The phase-out of fossil fuels requires a transformation process in various regions of Europe, which has a deep impact on the lives of local people. Guiding principles can help to shape the future of these regions in a targeted manner and to take the local population along on this path. But how can a suitable model for an entire region be developed that is accepted by a majority? Using the example of the coal phase-out in Lusatia, researchers of the Leibniz Institute of Ecological Urban and Regional Development (IOER) have developed a suitable process design. They have published their results in the journal "Extractive Industries and Society".

in front hiking signs, in the background an industrial plant

Tourism instead of coal mining? – Lusatia is looking for ways into the future. (Photo: H. Hensel/IOER-Media)

Since 2018, Lusatia has been in the process of creating guiding principles (a leitbild) for the region. It is intended to provide the region with orientation for the coal phase-out and the associated process of structural change. The project "Transformation Process in the Lusatia Region" of the IOER, which is conducted at the Interdisciplinary Centre for Ecological and Revitalizing Urban Transformation (IZS) in Görlitz, accompanies the structural change and the associated process of creating a leitbild in Lusatia scientifically.

Among other things, the project team has investigated how the process of developing a leitbild for the region should be designed, which regional challenges need to be overcome and how the local population could be involved in the process. The result is a process design that the researchers present in the international journal “Extractive Industries and Society”.

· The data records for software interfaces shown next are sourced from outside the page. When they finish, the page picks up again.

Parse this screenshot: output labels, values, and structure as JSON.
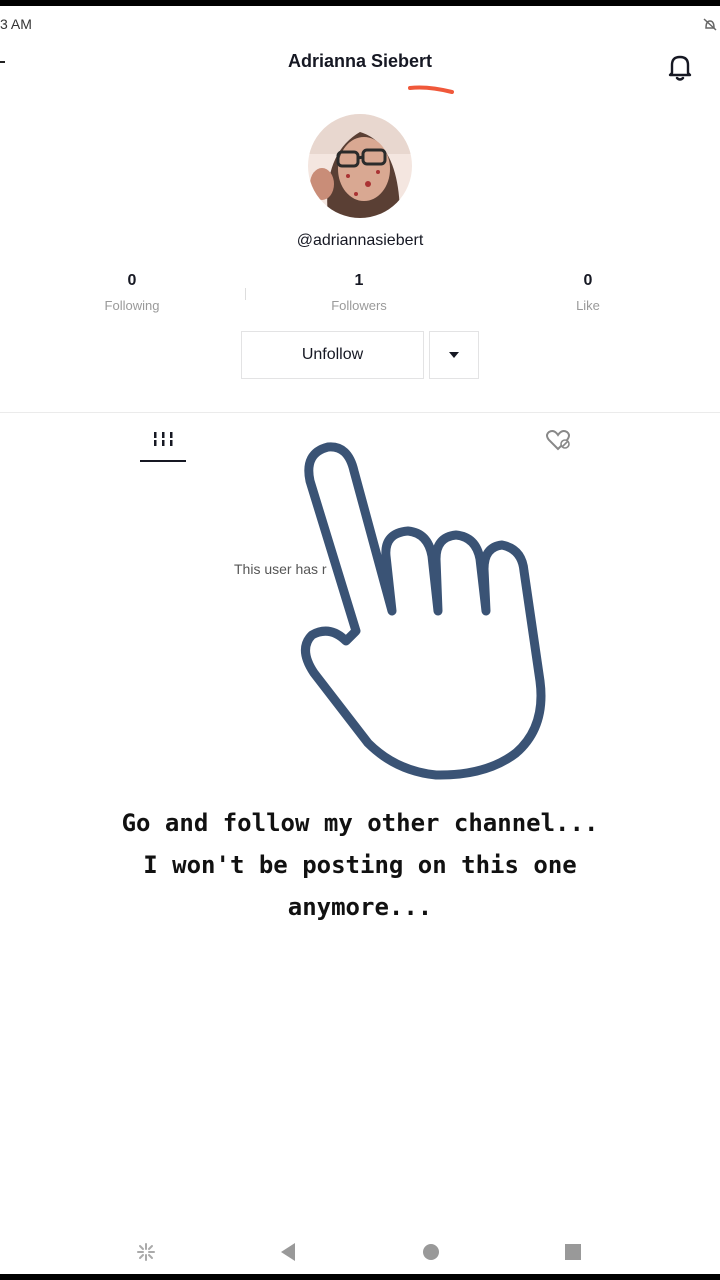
{
  "status_bar": {
    "time": "3 AM"
  },
  "header": {
    "title": "Adrianna Siebert"
  },
  "profile": {
    "handle": "@adriannasiebert"
  },
  "stats": [
    {
      "value": "0",
      "label": "Following"
    },
    {
      "value": "1",
      "label": "Followers"
    },
    {
      "value": "0",
      "label": "Like"
    }
  ],
  "actions": {
    "unfollow_label": "Unfollow"
  },
  "content": {
    "empty_text": "This user has r"
  },
  "overlay": {
    "caption_line1": "Go and follow my other channel...",
    "caption_line2": "I won't be posting on this one",
    "caption_line3": "anymore..."
  },
  "colors": {
    "accent_mark": "#f0583a",
    "hand_outline": "#3a5375",
    "text": "#161823"
  },
  "icons": [
    "back-arrow-icon",
    "bell-icon",
    "grid-videos-icon",
    "liked-heart-icon",
    "back-nav-icon",
    "home-nav-icon",
    "recents-nav-icon",
    "loading-spark-icon"
  ]
}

"Lusatia is a very heterogeneous region. There are not only spatial differences, for example between the touristically well developed Spreewald and the still active coal mining areas with a strong economic focus on open-cast mining and coal-fired power plants. The interests of the local players and the population, as well as the expectations of guidings principles for the region, are also very different," explains Dr Sebastian Heer, one of the first authors of the study. This heterogeneity makes it difficult to develop a uniform regional identity in the course of the process of creating guiding principles.

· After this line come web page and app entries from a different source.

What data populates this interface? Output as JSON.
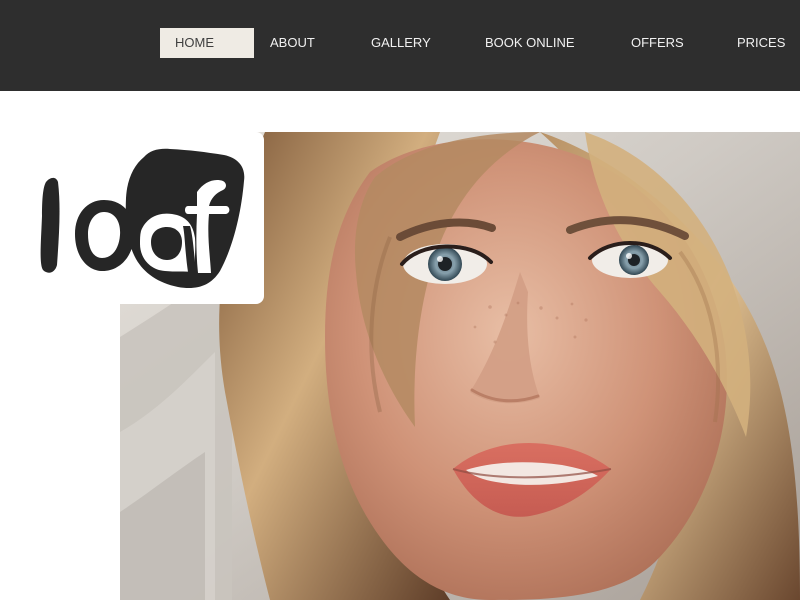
{
  "nav": {
    "items": [
      {
        "label": "HOME",
        "active": true
      },
      {
        "label": "ABOUT",
        "active": false
      },
      {
        "label": "GALLERY",
        "active": false
      },
      {
        "label": "BOOK ONLINE",
        "active": false
      },
      {
        "label": "OFFERS",
        "active": false
      },
      {
        "label": "PRICES",
        "active": false
      }
    ]
  },
  "logo": {
    "text": "loaf"
  },
  "colors": {
    "header_bg": "#2e2e2e",
    "nav_text": "#f1f1f1",
    "active_bg": "#efebe4",
    "active_text": "#3f3f3f",
    "logo_dark": "#262626"
  },
  "hero": {
    "subject": "portrait-photo"
  }
}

In view of the various requirements and expectations of "Lusatian guiding principles", the project team proposes to think the mission statement functionally and to split the process of its development into different sub-elements. The starting point in each case should be the impact or effect that the (parts of) guiding principles are intended to achieve. The second step would be to define the target groups required to achieve this impact and to determine the communication and participation formats with which they can be reached and integrated into the process of developing the guiding principles. At the end, the results of the process would have to be presented in a way that is suitable for the target groups. “This could be, for example, the formulation of funding priorities for federal and state policy. But also economic strategies for the whole of Lusatia or different sub-regions are conceivable, or a 'citizens' mission statement' that reflects the ideas of the local people," says Dr Sebastian Heer.

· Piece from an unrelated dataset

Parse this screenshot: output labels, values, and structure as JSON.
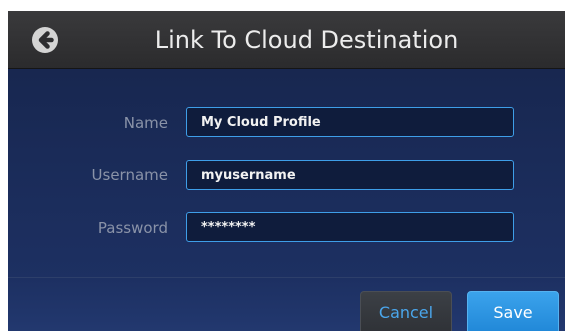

For its investigation, the project team under the direction of Prof Dr Robert Knippschild intensively accompanied the process of developing guiding principles in the course of participatory observations and a series of scientific expert discussions with important regional actors from the state governments of Saxony and Brandenburg, the "Future Workshop Lusatia", but also with civil society actors. A qualitative content analysis of the collected data followed. "It became clear that most of our interview partners are very aware of how important it is to achieve broad acceptance among the population for the upcoming transformation process and the changes associated with it. Now it is important to keep this in mind and to orientate the daily work accordingly," says Dr Sebastian Heer.

Original publication:
Heer, Sebastian; Wirth, Peter; Knippschild, Robert; Matern, Antje: Guiding principles in transformation processes of coal phase-out. The German case of Lusatia. In: The Extractive Industries and Society (Online First)

The international journal The Extractive Industries and Society is published by Elsevier. According to the publisher, it is the the one journal devoted to disseminating in-depth analysis of the socio-economic and environmental impacts of mining and oil and gas production on societies, both past and present. The journal operates a double anonymized review process.

Contact at the Leibniz Institute of Ecological Urban and Regional Development (IOER)
Prof Dr Robert Knippschild (project management), e-mail: R.Knippschild[im]
Dr Sebastian Heer, e-mail: S.Heer[im]